Invaluable advice for LASC writ applications

I recently came across an old Louisiana Bar Journal article with invaluable advice for anyone thinking about applying for writs to the Louisiana Supreme Court: Get That Writ: Civil Writ Practice Before the Louisiana Supreme Court, 48 La. B.J. 120 (Aug. 2000), by Isaac H. Ryan and J. Todd Benson. If you’ve never read this article before, do yourself a favor: download it and read it.

One important thing the article discusses is the Louisiana Supreme Court’s own perception of its role as one of developing the law rather than correcting errors. An understanding of that role is essential in persuading the court that your case is the one out of a hundred (give or take) worthy of the court’s attention. The Louisiana Supreme Court itself discussed its own view of its role in Boudreaux v. State, DOTD, 2001-1329, p. 3 and id. nn. 5–6 (La. 2/26/02), 815 So. 2d 7, 9–10 and id. nn. 5–6.

Also worth reading are cases in which the Louisiana Supreme Court overcomes its reluctance to exercise its supervisory jurisdiction over other Louisiana courts. The theme in these cases is the Supreme Court’s respect for the independence of other courts in fulfilling their roles and to avoid usurping appellate jurisdiction not conferred on the Supreme Court by the Louisiana Constitution. These cases include the following:

And of course, anyone filing a writ application in the Louisiana Supreme Court must know and follow La. Supreme Ct. Rule X § 1(a).


CLE materials on persuasive brief writing

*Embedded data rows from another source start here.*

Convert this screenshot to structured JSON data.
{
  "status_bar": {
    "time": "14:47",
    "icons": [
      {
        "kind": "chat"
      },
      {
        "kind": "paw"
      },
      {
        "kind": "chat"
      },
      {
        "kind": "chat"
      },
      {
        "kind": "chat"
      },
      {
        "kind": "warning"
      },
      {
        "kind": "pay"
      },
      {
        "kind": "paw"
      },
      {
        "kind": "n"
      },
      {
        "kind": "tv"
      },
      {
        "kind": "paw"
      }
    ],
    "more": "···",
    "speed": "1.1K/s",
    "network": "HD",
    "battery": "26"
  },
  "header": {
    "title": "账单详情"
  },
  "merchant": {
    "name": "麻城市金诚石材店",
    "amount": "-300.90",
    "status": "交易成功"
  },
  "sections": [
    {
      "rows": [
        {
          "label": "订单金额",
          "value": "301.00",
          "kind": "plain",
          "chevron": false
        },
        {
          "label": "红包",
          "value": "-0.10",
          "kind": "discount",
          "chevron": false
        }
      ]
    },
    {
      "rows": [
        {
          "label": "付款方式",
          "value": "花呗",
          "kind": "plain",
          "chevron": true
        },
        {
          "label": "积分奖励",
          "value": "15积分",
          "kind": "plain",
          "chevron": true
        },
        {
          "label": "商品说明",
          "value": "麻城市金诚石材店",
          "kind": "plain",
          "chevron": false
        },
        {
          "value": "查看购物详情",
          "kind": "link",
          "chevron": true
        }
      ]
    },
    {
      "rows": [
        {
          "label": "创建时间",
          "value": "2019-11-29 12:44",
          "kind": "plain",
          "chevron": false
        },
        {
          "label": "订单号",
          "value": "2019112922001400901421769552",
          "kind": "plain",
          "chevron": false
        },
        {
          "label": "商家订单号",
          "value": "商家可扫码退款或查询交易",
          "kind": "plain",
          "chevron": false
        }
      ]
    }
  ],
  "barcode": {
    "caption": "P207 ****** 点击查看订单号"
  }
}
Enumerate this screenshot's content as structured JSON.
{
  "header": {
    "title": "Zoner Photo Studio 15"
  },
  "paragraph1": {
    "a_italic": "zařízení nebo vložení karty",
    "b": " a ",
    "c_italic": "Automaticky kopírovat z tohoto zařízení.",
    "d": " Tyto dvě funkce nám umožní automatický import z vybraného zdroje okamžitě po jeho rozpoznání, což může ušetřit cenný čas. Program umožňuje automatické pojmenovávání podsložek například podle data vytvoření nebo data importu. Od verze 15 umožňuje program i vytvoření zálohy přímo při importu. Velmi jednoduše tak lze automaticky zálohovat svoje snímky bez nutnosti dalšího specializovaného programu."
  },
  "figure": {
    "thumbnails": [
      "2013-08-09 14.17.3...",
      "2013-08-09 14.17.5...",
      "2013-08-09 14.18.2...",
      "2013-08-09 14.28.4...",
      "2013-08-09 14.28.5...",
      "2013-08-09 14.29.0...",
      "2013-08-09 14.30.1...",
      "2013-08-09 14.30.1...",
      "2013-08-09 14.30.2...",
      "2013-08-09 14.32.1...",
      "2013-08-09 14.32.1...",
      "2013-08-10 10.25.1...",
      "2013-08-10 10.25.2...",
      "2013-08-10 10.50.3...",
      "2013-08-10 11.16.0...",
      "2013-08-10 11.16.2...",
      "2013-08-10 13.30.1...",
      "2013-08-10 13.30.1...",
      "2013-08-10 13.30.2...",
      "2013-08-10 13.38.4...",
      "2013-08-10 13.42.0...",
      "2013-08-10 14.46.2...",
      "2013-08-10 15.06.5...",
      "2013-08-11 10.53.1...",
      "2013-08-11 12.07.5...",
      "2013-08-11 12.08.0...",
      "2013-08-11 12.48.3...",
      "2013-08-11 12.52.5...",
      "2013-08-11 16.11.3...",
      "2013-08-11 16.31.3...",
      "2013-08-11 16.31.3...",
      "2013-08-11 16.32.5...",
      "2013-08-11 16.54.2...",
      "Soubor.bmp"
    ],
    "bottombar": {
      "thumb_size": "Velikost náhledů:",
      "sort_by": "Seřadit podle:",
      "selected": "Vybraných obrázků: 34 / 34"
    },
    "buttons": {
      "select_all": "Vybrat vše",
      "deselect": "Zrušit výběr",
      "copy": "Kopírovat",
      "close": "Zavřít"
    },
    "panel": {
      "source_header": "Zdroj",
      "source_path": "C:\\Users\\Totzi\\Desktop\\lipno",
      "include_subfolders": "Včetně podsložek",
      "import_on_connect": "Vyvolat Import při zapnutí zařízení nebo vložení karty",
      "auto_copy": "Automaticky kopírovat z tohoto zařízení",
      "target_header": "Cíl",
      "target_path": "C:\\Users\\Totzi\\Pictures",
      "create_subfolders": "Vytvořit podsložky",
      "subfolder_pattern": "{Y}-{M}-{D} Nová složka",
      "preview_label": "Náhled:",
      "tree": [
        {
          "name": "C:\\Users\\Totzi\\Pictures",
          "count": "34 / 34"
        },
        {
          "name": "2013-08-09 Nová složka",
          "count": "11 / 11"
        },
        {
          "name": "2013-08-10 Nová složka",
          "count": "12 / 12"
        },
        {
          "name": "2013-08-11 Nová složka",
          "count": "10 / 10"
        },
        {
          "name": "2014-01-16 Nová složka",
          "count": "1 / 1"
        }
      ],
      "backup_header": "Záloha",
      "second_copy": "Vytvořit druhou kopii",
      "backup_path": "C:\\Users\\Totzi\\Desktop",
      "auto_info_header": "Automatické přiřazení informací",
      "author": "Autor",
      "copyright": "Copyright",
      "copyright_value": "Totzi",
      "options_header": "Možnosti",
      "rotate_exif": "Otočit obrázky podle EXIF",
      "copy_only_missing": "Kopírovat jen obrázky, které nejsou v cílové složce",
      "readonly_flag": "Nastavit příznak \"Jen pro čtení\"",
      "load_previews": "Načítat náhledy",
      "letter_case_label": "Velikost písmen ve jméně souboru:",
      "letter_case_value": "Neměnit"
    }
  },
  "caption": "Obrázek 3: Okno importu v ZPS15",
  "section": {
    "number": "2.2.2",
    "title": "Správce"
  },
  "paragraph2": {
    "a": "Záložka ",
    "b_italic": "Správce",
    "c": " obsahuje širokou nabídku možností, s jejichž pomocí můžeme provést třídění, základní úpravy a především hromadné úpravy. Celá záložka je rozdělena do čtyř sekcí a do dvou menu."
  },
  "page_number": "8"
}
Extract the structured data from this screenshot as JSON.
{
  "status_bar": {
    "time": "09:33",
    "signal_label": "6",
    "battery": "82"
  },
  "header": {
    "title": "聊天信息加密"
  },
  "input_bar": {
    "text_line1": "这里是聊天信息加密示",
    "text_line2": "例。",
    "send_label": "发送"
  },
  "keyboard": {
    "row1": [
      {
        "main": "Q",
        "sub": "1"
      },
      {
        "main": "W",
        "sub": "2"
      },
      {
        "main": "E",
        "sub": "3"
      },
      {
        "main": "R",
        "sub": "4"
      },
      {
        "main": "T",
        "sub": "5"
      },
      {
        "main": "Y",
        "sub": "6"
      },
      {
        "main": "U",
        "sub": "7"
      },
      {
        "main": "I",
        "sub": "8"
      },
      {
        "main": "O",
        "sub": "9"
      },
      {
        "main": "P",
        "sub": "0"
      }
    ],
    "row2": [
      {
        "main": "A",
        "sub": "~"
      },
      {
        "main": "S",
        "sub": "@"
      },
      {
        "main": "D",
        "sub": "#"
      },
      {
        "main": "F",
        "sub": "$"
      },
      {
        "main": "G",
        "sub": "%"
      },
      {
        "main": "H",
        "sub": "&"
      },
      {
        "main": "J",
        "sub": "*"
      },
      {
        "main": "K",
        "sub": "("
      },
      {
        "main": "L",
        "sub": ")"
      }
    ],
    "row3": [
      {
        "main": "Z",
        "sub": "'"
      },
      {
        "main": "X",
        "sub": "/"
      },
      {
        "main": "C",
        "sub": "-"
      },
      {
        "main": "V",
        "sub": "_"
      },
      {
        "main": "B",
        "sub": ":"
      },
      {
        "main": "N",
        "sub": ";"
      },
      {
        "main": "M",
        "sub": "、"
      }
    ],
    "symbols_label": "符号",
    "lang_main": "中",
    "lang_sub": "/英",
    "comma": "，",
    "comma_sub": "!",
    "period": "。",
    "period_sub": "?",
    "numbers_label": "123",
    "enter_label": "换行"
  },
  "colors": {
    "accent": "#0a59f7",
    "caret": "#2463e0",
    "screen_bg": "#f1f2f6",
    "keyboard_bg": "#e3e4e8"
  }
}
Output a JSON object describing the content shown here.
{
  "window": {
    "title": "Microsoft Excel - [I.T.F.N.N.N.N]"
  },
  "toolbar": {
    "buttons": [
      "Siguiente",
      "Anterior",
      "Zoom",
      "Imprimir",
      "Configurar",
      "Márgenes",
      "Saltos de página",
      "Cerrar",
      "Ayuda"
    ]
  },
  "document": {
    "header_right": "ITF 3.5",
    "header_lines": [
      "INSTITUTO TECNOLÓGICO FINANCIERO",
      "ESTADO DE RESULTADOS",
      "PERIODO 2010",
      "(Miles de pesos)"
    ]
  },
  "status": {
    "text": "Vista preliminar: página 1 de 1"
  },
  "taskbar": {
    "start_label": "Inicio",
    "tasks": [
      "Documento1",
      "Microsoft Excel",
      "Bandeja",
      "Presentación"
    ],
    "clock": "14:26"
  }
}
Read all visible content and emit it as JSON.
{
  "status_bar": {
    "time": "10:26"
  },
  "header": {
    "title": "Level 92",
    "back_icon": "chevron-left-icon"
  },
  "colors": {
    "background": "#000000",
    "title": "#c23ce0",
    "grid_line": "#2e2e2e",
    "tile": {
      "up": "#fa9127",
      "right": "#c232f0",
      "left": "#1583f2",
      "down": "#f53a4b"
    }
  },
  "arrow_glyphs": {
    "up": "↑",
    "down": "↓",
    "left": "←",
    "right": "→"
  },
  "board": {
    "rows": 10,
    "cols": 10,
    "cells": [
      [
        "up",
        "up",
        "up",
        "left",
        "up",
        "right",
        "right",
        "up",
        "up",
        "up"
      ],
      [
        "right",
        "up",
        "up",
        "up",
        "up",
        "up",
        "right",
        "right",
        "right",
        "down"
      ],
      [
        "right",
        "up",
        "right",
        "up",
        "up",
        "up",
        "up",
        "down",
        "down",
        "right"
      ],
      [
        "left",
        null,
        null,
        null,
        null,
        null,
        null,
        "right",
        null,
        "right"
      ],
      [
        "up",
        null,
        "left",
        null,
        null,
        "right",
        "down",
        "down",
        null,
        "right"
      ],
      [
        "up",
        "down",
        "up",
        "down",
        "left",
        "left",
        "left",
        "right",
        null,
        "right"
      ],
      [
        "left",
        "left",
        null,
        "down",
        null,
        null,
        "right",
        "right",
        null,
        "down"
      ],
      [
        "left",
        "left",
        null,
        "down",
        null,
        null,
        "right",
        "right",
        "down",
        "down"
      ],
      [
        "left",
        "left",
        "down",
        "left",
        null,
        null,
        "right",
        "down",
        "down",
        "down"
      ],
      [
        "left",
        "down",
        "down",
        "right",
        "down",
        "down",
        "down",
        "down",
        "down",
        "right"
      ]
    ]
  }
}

Last July, I gave a CLE presentation on making every part of a brief persuasive—even the cover. This presentation built on one I participated in last March with Kelly Becker and Judge Sandra Cabrina Jenkins (La. 4th Cir.). While the March presentation was based on the Louisiana rules, the July presentation was based on the federal rules. For anyone who’s interested, here are links to the July version of the written materials and slide presentation